The COVID-19 pandemic has shifted many previously in-person ESL classes to online learning. Many of these online classes are taught synchronously using video conferencing software such as Zoom. The exclusive focus in this article is on teaching ESL classes using Zoom, since that is the software that the author uses to teach with and am thus most familiar with. However, the same points that are made with regard to synchronous video teaching with Zoom could presumably also be made for Zoom’s competitors such as Microsoft Teams.
The use of video conferencing software such as Zoom for synchronous ESL classes has the obvious advantage of enhancing the safety of students and teachers from the COVID-19 virus. The advantages of using Zoom appear to be particularly evident for ESL pronunciation classes. Continue Reading →
This paper argues that distance English language learning, which enables economic opportunities for non-English speakers, has not been equally available globally. In this article, I will explain that there is a need to learn English remotely for people whose lifestyles and family obligations do not allow them to attend in-person language learning classes. Yet, they need to know the English language to have better opportunities financially and academically. The theoretical framework that I have chosen for this paper is world culture theory seeing the world and people becoming more similar and connected more than ever with technology.
Significance of the subject matter
Inequality is increasing between countries and within countries, and the primary reason behind it is income and economic disadvantages (Hill & Continue Reading →
Curriculum developers for the ESL Foundation Program at the Real Institute at Ryerson University adapted programming for in-person learning to virtual formats in response to COVID-19. An important consideration when developing the online program was the establishment of an inclusive online environment.

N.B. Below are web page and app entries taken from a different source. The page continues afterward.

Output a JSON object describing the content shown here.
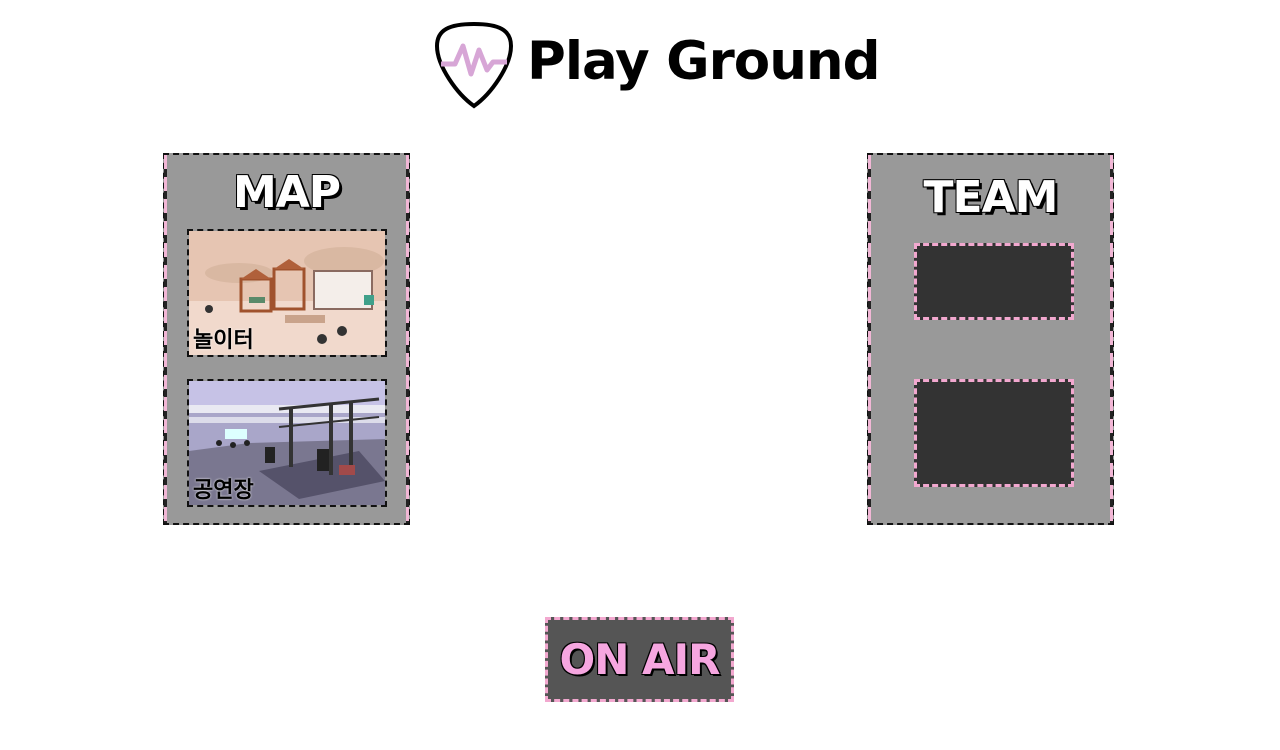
{
  "header": {
    "title": "Play Ground",
    "logo_icon": "pick-heartbeat-icon",
    "accent_color": "#d7a6d6"
  },
  "map_panel": {
    "title": "MAP",
    "items": [
      {
        "label": "놀이터",
        "thumbnail": "playground-scene"
      },
      {
        "label": "공연장",
        "thumbnail": "concert-hall-scene"
      }
    ]
  },
  "team_panel": {
    "title": "TEAM",
    "slots": 2
  },
  "actions": {
    "on_air_label": "ON AIR"
  },
  "colors": {
    "panel_bg": "#999999",
    "slot_bg": "#333333",
    "dash_pink": "#f2a8cf",
    "on_air_text": "#f6a6e0"
  }
}
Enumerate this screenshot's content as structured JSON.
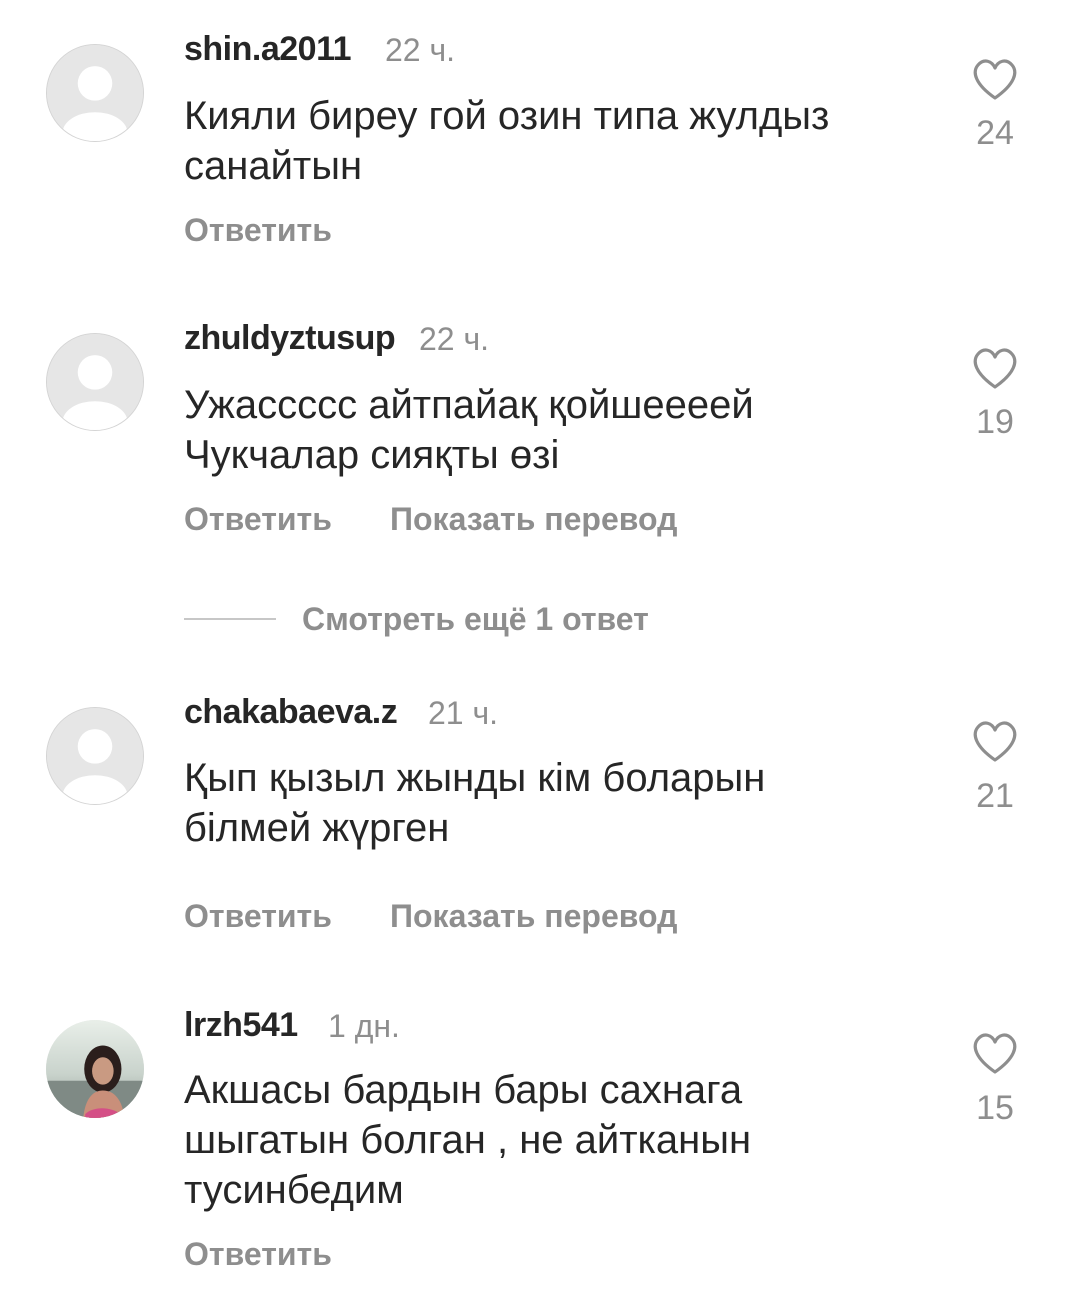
{
  "comments": [
    {
      "username": "shin.a2011",
      "time": "22 ч.",
      "text": [
        "Кияли  биреу гой озин типа жулдыз",
        "санайтын"
      ],
      "likes": "24",
      "reply_label": "Ответить",
      "avatar": "default-avatar-icon"
    },
    {
      "username": "zhuldyztusup",
      "time": "22 ч.",
      "text": [
        "Ужассссс айтпайақ қойшеееей",
        "Чукчалар сияқты өзі"
      ],
      "likes": "19",
      "reply_label": "Ответить",
      "translate_label": "Показать перевод",
      "avatar": "default-avatar-icon"
    },
    {
      "username": "chakabaeva.z",
      "time": "21 ч.",
      "text": [
        "Қып қызыл жынды кім боларын",
        "білмей жүрген"
      ],
      "likes": "21",
      "reply_label": "Ответить",
      "translate_label": "Показать перевод",
      "avatar": "default-avatar-icon"
    },
    {
      "username": "lrzh541",
      "time": "1 дн.",
      "text": [
        "Акшасы бардын бары сахнага",
        "шыгатын болган , не айтканын",
        "тусинбедим"
      ],
      "likes": "15",
      "reply_label": "Ответить",
      "avatar": "user-photo-avatar"
    }
  ],
  "view_more_replies": "Смотреть ещё 1 ответ",
  "colors": {
    "text_primary": "#262626",
    "text_secondary": "#8e8e8e",
    "background": "#ffffff"
  }
}
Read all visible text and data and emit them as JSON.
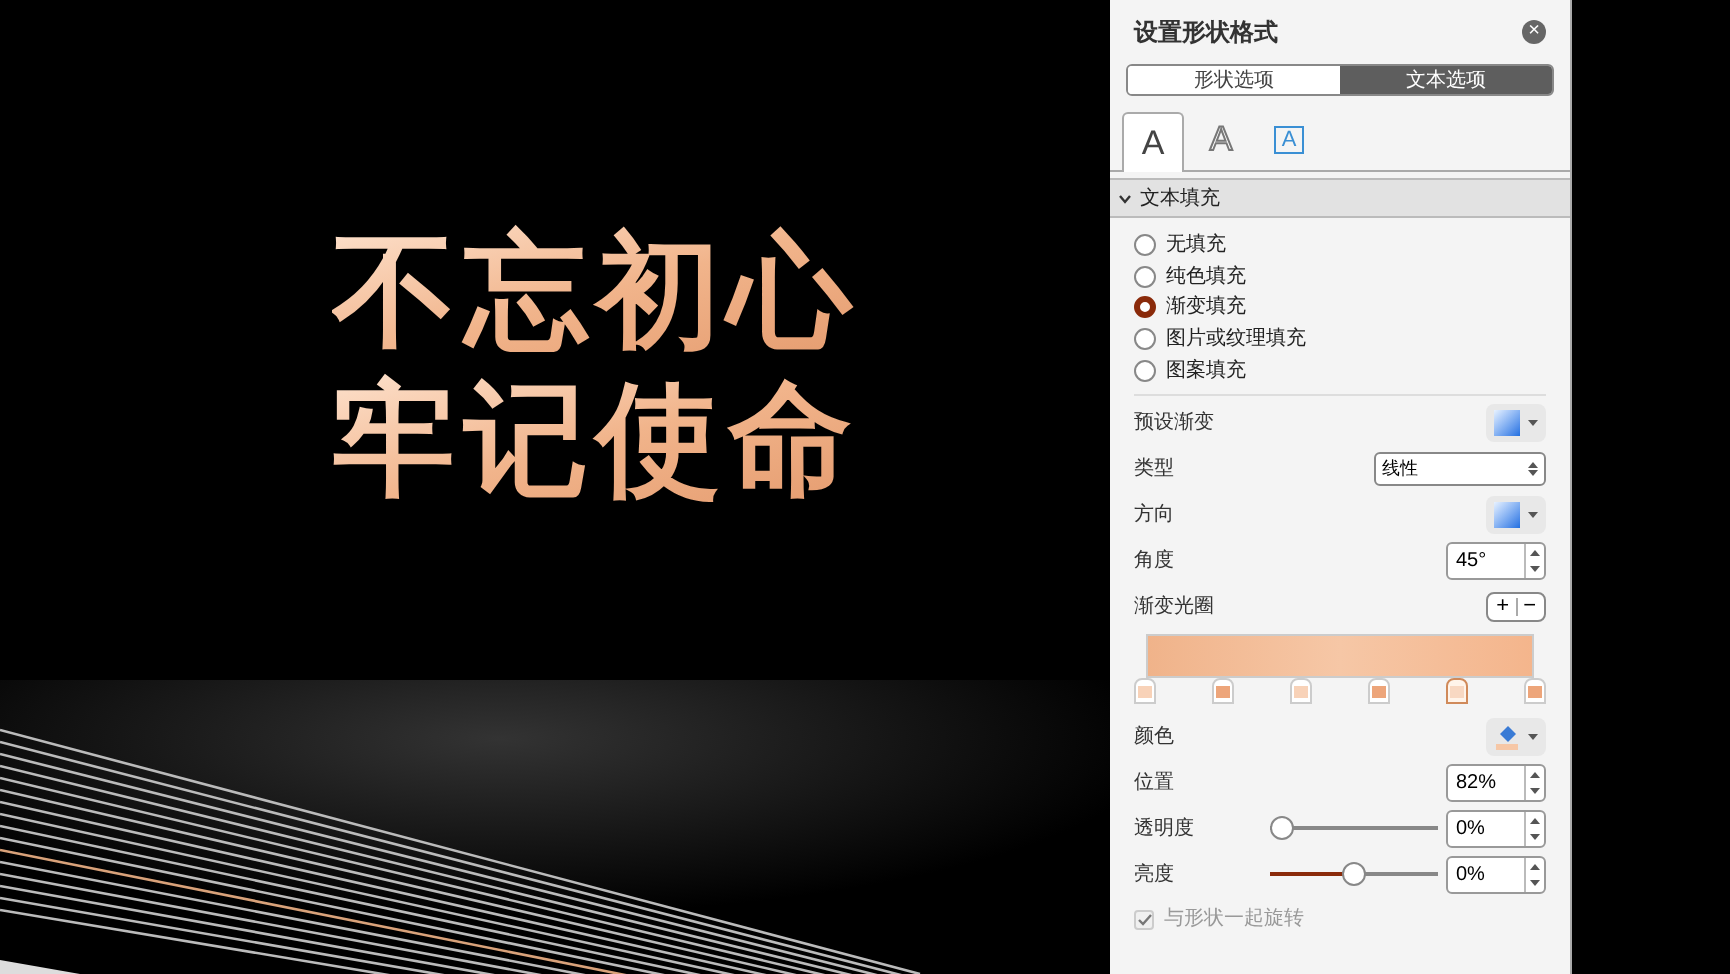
{
  "slide": {
    "title_lines": [
      "不忘初心",
      "牢记使命"
    ]
  },
  "panel": {
    "title": "设置形状格式",
    "close": "×",
    "segments": [
      {
        "label": "形状选项",
        "selected": false
      },
      {
        "label": "文本选项",
        "selected": true
      }
    ],
    "icon_tabs": [
      {
        "kind": "fill",
        "label": "A",
        "selected": true
      },
      {
        "kind": "outline",
        "label": "A",
        "selected": false
      },
      {
        "kind": "box",
        "label": "A",
        "selected": false
      }
    ],
    "section": {
      "title": "文本填充",
      "expanded": true
    },
    "fill_options": [
      {
        "label": "无填充",
        "selected": false
      },
      {
        "label": "纯色填充",
        "selected": false
      },
      {
        "label": "渐变填充",
        "selected": true
      },
      {
        "label": "图片或纹理填充",
        "selected": false
      },
      {
        "label": "图案填充",
        "selected": false
      }
    ],
    "preset_label": "预设渐变",
    "type_label": "类型",
    "type_value": "线性",
    "direction_label": "方向",
    "angle_label": "角度",
    "angle_value": "45°",
    "stops_label": "渐变光圈",
    "add": "+",
    "remove": "−",
    "stops": [
      {
        "color": "#f8d2b8",
        "selected": false
      },
      {
        "color": "#eda57a",
        "selected": false
      },
      {
        "color": "#f8d2b8",
        "selected": false
      },
      {
        "color": "#eda57a",
        "selected": false
      },
      {
        "color": "#f8d8c2",
        "selected": true
      },
      {
        "color": "#eda57a",
        "selected": false
      }
    ],
    "color_label": "颜色",
    "position_label": "位置",
    "position_value": "82%",
    "transparency": {
      "label": "透明度",
      "level": 0,
      "value": "0%"
    },
    "brightness": {
      "label": "亮度",
      "level": 0.5,
      "value": "0%"
    },
    "rotate": {
      "label": "与形状一起旋转",
      "checked": true,
      "disabled": true
    }
  }
}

Curriculum developers responded to challenges and fostered inclusivity through UDL, flexibility, digital tools, and demonstrating personal interest in students. Overall, a strong sense of community was achieved, and students responded positively.
With the onset of COVID-19, language programs across the country had to shift their mode of delivery from the traditional face-to-face classroom setting to virtual learning environments. Designing a virtual learning experience in any subject area requires significant time, care, Continue Reading →
An English for Academic Purposes (EAP) Pathway Program of a major Canadian university suddenly pivoted to remote teaching and learning, as did so many other university programs across the country in the 2020–2021 academic year. The Pathway Program, took the opportunity of this “pivot” to research how students and instructors fared with the new technology-mediated curriculum and found key practices as useful for instructors. In this article, we describe the Community of Inquiry framework that underpins our study and the insights gained for instructors who retain at least some remote teaching activities in their classrooms. Implications of this study indicate that there are five ways in which instructors can potentially alter their pedagogy to further student satisfaction for online study. Continue Reading →